Randy Eyth: ‘Sometimes you have to learn to let things go’
By Hilary Reeves
Randy Eyth was born and raised in Fairbanks, Alaska. He grew up working in his father’s fabrication shop.
“I spent a lot of time outdoors as a kid,” he said “In the ‘70s, we had snow machines, river boats, ocean boats – we did a lot of fishing.”
Eyth’s father and grandfather jointly purchased Fairbanks Machine and Steel in the 1950s from the original owners, who had operated the business since 1918.
“My dad was a machinist; he got his start in his high school machine shop and was a machinist in the Navy. I have an older brother and an older sister, and when we weren’t at school, we spent our days cleaning my dad’s shop. My dad would say, ‘here’s a broom, go sweep.’ It gave my mom a break, and my dad some cheap labor,” he laughed. “We were the largest fabrication facility in the state during the pipeline boom. In the end, it got too big for Dad to manage. An investment group made him an offer and he sold the company in 1980. The business was bankrupt four years later.”
Eyth, meanwhile, wanted to be a cop. In 1987, he passed the entry exam and progressed through the academy with the goal of joining the City of Fairbanks Police Department, but there was a hiring freeze. The following year he applied and tested to become an Alaska State Trooper, but was ultimately denied because of a pending traffic accident temporarily marring his driving record. He tried again in 2003, and was accepted, but he was subsequently given full custody of his young daughter and couldn’t make the training work with her schedule.
Always, Eyth fell back on his background as a mechanic.
He worked in the Alaska West Express shop before joining Truckwell, painting UPS trucks and police cars, and putting together the highway snowplows so vital to winter life in Alaska.
By the late 1990s, Eyth decided he’d rather be driving trucks than working on them, and he joined Black Gold Express as a driver.

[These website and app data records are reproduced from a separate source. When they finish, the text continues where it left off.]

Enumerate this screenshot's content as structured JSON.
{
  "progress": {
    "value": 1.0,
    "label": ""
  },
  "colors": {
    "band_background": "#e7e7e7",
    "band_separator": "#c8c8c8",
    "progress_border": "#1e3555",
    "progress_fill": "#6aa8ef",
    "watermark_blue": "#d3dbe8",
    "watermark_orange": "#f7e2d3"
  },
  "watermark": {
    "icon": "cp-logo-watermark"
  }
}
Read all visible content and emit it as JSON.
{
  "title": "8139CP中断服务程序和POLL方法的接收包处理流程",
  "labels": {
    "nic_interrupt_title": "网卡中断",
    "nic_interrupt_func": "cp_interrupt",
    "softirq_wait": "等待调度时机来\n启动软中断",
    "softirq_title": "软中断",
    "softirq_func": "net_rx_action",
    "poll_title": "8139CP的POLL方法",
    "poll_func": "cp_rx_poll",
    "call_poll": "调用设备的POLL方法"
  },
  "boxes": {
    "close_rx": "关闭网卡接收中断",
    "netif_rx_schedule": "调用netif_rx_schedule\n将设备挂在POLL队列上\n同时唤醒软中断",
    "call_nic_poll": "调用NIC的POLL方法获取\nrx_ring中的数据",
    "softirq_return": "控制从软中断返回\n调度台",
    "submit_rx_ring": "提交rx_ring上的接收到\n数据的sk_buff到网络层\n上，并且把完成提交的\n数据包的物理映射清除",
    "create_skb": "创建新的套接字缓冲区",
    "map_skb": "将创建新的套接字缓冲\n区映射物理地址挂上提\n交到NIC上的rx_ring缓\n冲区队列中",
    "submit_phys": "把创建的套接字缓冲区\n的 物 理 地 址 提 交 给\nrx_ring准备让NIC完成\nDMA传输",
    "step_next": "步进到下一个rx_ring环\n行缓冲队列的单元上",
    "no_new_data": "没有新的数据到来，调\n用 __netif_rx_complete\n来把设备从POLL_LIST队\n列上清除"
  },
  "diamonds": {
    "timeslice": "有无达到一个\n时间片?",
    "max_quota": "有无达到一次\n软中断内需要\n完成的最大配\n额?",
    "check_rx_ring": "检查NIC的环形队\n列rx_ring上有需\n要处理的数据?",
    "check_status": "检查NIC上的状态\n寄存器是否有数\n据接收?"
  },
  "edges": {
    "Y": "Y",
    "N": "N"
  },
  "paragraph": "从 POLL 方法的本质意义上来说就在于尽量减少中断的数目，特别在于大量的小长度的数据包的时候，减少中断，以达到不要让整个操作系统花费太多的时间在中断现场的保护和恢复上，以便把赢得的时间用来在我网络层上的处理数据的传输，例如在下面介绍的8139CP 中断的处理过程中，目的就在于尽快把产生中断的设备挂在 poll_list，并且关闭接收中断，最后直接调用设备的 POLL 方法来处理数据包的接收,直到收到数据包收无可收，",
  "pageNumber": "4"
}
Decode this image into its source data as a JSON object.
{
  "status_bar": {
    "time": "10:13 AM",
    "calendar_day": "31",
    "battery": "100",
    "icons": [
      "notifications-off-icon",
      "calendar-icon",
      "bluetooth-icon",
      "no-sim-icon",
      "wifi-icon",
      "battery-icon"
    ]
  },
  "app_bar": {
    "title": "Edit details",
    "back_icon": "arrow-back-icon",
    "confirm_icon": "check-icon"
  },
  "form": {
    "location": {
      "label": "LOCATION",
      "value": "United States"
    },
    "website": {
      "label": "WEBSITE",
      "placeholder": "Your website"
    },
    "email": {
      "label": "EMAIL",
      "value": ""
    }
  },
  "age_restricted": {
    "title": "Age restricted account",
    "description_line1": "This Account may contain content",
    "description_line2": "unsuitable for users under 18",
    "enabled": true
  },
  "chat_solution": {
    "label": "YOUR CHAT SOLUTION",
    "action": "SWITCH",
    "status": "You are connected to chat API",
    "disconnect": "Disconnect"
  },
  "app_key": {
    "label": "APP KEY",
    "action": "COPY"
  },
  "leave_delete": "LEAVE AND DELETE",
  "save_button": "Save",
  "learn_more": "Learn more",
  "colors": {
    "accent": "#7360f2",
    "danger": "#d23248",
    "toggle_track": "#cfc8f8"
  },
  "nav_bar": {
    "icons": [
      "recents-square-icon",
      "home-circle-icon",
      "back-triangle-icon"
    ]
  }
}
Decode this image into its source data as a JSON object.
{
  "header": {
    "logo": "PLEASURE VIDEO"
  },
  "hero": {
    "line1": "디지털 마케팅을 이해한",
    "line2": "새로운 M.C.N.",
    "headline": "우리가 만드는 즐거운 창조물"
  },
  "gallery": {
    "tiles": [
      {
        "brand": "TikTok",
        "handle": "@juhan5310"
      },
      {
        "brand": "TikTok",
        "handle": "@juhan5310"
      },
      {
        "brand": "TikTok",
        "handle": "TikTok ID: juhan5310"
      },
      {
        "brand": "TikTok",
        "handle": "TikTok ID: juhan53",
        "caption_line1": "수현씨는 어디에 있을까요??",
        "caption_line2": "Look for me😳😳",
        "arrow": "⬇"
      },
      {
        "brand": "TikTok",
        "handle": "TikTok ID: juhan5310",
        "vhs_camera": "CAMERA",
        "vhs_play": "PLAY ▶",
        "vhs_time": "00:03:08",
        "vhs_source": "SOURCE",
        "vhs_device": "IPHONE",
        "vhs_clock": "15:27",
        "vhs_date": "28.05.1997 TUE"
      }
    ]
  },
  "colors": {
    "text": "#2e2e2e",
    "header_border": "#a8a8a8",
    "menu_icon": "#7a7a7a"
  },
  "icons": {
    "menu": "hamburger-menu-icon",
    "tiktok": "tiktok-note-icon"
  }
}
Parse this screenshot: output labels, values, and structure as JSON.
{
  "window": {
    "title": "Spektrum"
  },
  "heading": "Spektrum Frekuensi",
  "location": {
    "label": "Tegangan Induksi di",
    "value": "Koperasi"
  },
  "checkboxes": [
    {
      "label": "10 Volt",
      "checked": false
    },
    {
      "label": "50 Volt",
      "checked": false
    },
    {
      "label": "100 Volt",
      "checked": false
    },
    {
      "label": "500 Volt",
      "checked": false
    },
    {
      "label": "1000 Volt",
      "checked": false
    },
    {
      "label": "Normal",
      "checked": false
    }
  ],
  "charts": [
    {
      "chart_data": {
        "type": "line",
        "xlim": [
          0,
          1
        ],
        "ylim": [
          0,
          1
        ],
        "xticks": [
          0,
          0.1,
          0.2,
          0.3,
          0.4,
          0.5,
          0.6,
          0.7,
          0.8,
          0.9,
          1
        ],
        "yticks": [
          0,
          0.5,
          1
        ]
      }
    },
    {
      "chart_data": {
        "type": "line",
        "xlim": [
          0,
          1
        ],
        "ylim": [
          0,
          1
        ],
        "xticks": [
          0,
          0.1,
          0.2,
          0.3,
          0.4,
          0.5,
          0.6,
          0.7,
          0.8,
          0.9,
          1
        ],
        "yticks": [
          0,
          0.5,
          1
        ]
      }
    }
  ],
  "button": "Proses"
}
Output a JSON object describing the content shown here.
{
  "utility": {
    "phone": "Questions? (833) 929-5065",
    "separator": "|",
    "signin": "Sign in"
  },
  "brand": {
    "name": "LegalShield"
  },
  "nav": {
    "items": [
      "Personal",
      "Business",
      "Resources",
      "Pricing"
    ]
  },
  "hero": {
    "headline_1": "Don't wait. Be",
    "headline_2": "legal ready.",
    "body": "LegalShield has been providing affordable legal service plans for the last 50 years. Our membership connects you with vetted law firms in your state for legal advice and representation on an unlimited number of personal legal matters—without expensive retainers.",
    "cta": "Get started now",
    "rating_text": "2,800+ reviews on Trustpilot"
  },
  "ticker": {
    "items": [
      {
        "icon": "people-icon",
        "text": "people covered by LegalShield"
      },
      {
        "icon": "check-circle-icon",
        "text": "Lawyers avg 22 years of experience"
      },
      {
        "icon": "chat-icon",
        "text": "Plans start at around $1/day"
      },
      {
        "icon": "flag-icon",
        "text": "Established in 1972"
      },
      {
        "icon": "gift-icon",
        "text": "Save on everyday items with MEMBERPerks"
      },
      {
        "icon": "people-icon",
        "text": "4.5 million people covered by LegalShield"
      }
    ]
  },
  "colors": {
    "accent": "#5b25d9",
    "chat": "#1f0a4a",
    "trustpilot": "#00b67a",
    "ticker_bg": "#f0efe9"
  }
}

Less than a year later, he was out of a job.
“In February 1999, Harry (MacDonald) had just bought out Black Gold,” he said. “A couple of us looked around at each other and said, ‘I guess we need to go get a job now. So we drove over to Carlile and asked for a job, and I’ve been there ever since.”
Eyth’s typical 13-hour trips between Anchorage and Fairbanks can be done in a single day, though he occasionally drives longer routes to Valdez or Prudhoe Bay.
“The scariest thing is stepping out of the truck and having an animal there,” he said. “Last spring, I woke up from a nap, stepped out of the truck to get back to the driver’s seat, and there was a Grizzly standing not far from the truck. I stepped out another time and there was a wolf hanging out near the rear axle. I quickly decided I didn’t need to get out of the truck after all, and I shut the door.”
And while he still likes to fish, he said he has to be convinced to make any road trips in his free time
“For me to go and drive for enjoyment doesn’t happen anymore,” he said. “I own a boat and a camping trailer, and I like to get to Seward to fish, but it’s like pulling teeth for my girlfriend to get me to drive out there.”
He has a home shop where he still tinkers on cars. And his daughter, now grown up, has a three-year-old daughter of her own.
“I see them all the time; they live nearby,” he said. “My daughter’s husband Rob works for Carlile as well.”
Though driving is hard on the body, Eyth said, he’s not slowing down any time soon.
“I’m happy where I’m at,” he said. “Carlile came into Alaska at a good time. At Carlile, we’re ‘anything, anywhere, anytime’ type of truckers. It wasn’t then and it still isn’t other Anchorage companies’ forte.”
When Eyth joined the company in 1999, he got the chance to learn more about the trucking industry than he ever thought he would.
“If I could do one thing differently, I’d have stayed in college,” he said. “I had a music scholarship to the University of Alaska Fairbanks. I tried it, but I think I was just ready to be done with school. I didn’t want to have to go home and study for hours; I kind of wanted to do other things. Looking back, I was stupid, but I’ve made the choices I’ve made, right, wrong, or indifferent and I’m content with them. Sometimes you have to learn to let things go.”